Then in 1373, the winter of his years, suddenly he triumphed. Boccaccio was appointed Public Lecturer on Dante by the Commune of Florence and became the Masters' first commentator (alas, only of the Inferno) and first biographer with the magnificent miniature Tronatell° in laude di Dante. It was his finest hour. Within a few months he and Petrarch could die in peace.
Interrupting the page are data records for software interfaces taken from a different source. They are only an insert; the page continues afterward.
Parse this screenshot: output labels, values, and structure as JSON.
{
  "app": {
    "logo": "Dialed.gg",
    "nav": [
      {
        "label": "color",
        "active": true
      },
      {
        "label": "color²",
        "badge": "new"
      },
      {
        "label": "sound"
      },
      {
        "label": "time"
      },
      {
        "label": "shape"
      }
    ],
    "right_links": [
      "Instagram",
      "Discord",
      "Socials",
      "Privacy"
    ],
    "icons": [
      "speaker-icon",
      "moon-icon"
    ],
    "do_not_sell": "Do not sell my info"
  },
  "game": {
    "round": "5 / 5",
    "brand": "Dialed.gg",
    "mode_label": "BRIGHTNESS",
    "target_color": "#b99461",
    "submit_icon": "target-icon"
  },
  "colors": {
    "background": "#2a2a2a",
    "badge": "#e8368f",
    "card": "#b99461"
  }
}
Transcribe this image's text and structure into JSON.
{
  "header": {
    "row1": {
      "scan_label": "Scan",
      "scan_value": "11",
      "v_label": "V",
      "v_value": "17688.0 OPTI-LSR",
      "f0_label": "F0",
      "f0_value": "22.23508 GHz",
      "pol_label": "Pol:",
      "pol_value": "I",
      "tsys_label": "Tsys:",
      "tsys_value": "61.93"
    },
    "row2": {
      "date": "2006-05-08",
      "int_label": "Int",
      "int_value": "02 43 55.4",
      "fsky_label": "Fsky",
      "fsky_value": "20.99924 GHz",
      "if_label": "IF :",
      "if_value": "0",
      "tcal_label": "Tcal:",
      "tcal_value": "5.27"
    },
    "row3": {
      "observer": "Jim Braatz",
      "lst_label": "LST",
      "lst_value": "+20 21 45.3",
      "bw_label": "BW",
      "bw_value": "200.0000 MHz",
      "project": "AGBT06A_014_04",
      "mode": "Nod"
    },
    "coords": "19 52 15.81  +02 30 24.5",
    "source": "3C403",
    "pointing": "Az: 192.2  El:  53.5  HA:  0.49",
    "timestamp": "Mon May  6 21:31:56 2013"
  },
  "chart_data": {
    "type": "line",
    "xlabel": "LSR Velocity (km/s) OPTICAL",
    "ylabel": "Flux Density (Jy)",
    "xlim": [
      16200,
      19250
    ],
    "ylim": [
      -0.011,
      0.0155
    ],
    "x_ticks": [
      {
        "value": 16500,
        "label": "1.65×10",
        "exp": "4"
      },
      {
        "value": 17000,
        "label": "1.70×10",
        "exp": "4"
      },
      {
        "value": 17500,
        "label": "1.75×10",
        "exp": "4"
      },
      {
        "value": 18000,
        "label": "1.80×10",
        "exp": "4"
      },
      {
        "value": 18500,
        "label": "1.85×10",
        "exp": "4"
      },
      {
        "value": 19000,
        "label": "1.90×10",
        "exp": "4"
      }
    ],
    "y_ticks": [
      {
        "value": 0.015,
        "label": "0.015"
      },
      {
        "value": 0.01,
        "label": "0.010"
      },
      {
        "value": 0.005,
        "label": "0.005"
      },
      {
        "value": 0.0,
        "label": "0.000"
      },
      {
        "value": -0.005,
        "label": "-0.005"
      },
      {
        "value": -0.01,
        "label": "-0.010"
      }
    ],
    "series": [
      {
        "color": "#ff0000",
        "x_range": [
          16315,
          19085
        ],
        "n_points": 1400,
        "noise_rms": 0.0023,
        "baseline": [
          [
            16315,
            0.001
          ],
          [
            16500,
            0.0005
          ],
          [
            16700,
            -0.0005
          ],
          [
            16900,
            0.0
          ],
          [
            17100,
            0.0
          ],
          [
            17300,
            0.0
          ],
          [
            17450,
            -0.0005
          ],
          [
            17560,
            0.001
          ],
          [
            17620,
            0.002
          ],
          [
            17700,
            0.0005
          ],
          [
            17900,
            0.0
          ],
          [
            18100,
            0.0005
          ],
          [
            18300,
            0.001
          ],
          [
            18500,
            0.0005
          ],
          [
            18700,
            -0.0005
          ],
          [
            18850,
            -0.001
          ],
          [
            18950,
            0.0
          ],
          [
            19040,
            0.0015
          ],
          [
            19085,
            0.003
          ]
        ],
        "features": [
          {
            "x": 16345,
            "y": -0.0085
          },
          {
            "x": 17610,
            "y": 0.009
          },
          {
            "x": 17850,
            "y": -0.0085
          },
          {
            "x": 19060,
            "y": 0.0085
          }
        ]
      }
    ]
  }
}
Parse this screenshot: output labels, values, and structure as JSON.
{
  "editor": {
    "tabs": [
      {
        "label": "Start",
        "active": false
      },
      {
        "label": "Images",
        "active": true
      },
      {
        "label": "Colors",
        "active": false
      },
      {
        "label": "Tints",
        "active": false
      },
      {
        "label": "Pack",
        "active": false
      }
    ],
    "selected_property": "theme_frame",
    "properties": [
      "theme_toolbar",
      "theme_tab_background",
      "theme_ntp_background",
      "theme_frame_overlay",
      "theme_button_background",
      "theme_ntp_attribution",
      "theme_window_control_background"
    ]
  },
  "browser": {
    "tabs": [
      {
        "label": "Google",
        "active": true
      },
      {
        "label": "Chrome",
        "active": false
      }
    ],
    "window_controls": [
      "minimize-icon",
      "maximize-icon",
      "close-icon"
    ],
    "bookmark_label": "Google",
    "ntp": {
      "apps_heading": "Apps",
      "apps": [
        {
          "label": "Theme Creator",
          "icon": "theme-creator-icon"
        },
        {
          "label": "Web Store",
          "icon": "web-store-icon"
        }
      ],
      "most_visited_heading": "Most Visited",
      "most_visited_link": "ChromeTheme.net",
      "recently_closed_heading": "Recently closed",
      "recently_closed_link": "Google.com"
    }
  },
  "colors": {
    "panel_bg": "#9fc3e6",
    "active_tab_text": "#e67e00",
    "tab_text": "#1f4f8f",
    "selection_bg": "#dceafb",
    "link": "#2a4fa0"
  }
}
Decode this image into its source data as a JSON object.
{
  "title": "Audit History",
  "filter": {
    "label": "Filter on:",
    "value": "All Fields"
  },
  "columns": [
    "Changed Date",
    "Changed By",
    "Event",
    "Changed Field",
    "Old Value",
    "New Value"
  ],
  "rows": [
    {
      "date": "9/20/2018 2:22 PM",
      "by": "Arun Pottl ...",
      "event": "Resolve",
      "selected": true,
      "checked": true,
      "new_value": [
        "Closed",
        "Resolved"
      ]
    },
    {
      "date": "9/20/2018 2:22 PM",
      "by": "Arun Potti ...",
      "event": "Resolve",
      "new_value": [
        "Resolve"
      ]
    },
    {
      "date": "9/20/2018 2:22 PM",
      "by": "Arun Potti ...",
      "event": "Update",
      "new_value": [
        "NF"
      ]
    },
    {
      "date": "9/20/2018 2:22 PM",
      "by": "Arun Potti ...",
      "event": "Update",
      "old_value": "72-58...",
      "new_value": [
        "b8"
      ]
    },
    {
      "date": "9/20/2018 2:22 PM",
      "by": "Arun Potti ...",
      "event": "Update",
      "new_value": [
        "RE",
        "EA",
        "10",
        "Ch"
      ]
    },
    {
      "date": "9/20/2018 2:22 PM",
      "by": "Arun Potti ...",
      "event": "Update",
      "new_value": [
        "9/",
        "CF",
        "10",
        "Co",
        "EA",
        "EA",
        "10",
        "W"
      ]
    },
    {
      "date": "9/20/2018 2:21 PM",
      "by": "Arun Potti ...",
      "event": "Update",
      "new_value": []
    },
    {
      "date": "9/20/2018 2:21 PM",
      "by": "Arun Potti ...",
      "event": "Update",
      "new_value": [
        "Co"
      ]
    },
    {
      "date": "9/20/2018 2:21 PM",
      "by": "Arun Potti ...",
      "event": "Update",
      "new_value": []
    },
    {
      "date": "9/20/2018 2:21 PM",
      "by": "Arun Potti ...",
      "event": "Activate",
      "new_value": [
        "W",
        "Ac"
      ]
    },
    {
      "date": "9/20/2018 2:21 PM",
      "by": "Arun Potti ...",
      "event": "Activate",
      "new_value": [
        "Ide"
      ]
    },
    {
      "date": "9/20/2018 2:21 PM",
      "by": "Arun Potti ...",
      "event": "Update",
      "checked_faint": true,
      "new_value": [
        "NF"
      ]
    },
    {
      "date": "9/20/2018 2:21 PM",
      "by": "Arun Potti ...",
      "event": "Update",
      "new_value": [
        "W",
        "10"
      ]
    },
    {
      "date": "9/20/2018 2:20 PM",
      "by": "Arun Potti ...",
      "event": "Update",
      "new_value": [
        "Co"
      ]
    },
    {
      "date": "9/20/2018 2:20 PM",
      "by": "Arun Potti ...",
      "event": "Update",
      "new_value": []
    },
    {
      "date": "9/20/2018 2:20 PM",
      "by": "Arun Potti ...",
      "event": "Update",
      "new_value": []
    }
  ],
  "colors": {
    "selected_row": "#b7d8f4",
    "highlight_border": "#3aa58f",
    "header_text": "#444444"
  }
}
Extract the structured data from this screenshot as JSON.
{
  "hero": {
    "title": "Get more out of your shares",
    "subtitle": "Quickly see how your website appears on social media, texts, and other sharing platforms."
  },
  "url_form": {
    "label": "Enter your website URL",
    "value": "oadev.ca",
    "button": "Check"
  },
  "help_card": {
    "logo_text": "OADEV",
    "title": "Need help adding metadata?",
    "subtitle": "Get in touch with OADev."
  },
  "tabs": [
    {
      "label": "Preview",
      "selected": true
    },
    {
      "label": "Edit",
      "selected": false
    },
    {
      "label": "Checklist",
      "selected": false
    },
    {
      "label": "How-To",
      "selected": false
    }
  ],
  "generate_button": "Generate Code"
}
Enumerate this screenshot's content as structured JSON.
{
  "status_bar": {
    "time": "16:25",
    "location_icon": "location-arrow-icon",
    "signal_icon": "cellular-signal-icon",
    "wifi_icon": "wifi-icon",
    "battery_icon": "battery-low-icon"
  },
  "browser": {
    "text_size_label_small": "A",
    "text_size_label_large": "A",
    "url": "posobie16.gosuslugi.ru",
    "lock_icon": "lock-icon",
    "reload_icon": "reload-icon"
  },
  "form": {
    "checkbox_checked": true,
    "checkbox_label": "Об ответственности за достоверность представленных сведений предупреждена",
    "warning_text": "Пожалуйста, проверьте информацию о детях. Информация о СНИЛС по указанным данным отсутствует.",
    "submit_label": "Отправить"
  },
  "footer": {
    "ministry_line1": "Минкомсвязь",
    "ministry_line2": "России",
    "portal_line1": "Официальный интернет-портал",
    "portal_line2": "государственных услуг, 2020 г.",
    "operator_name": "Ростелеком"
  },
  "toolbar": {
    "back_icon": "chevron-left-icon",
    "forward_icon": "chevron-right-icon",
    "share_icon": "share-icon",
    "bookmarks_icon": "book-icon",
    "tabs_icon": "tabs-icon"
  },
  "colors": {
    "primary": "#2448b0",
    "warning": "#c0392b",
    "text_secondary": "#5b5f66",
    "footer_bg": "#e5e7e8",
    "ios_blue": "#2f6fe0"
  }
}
Mr. MacManus tells his saddening story in poetic, often flamboyant prose that is not at all ill-fitted for his subject. He has a fine sense of background. coupled with a flippant contempt, tiresome by repetition, for the burrowing, sweating textual critic and dry-as-dust researcher, without whom, incidentally, he and his ilk would be hard put to it to produce such attractive studies as tilLOne would have welcomed a list of Boccaccio's works and of the leading events of his life, as well as the original Italian of Ruscellai's blistering satire against Grazzini the Fish, who had dared to tamper with the text of the Decameron : " To criticise you've seen what's not, and only uttered rot, rot, rot "-a vulnerable ending to a review I Geared for Conquest, published by the Young Christian Worker Publications, at one shilling, is a record of papers read at the Y.C.W. Study Week-end last Easter. it is a useful document for all Youth Leaders. Those who seek knowledge and ideas on the Y.C.W. will find it here.
A new book documenting the sufferings of the Catholic. clergy in Dachau has been published, this time in Czechoslovakia, by Fr. B. -Hoffman. The author states that many nations were represented among Hitler's viethus, but the Polish clergy supplied the biggest contingent. Among the 598 priests who died in Dachau, were 47t Poles. Among the 325 " gassed " were 306 Poles. On the other hand, only 50 Poles were in the number of 251 priests released from this dreadful horror-camp.